| Information shown |
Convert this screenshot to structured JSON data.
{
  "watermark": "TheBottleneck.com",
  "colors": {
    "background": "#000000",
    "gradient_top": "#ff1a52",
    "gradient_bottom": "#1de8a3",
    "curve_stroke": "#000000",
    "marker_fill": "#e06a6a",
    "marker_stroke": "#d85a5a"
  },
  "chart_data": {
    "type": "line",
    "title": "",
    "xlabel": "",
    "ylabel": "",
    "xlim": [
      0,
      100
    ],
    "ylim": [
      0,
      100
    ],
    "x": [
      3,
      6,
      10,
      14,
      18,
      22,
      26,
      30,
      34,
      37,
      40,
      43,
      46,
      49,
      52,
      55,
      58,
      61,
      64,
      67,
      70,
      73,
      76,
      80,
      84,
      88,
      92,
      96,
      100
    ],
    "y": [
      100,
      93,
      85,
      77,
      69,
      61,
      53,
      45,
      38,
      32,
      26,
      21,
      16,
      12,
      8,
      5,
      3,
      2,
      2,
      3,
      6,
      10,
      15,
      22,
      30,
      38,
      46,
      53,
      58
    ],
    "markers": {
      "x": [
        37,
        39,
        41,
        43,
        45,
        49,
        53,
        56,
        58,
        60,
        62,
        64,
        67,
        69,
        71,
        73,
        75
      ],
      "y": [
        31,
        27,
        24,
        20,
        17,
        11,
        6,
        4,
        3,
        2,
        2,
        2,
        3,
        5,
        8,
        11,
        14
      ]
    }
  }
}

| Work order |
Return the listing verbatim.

| The answer |
Convert this screenshot to structured JSON data.
{
  "watermark": "TheBottleneck.com",
  "colors": {
    "background": "#000000",
    "gradient_top": "#ff1a52",
    "gradient_bottom": "#1de8a3",
    "curve_stroke": "#000000",
    "marker_fill": "#e06a6a",
    "marker_stroke": "#d85a5a"
  },
  "chart_data": {
    "type": "line",
    "title": "",
    "xlabel": "",
    "ylabel": "",
    "xlim": [
      0,
      100
    ],
    "ylim": [
      0,
      100
    ],
    "x": [
      3,
      6,
      10,
      14,
      18,
      22,
      26,
      30,
      34,
      37,
      40,
      43,
      46,
      49,
      52,
      55,
      58,
      61,
      64,
      67,
      70,
      73,
      76,
      80,
      84,
      88,
      92,
      96,
      100
    ],
    "y": [
      100,
      93,
      85,
      77,
      69,
      61,
      53,
      45,
      38,
      32,
      26,
      21,
      16,
      12,
      8,
      5,
      3,
      2,
      2,
      3,
      6,
      10,
      15,
      22,
      30,
      38,
      46,
      53,
      58
    ],
    "markers": {
      "x": [
        37,
        39,
        41,
        43,
        45,
        49,
        53,
        56,
        58,
        60,
        62,
        64,
        67,
        69,
        71,
        73,
        75
      ],
      "y": [
        31,
        27,
        24,
        20,
        17,
        11,
        6,
        4,
        3,
        2,
        2,
        2,
        3,
        5,
        8,
        11,
        14
      ]
    }
  }
}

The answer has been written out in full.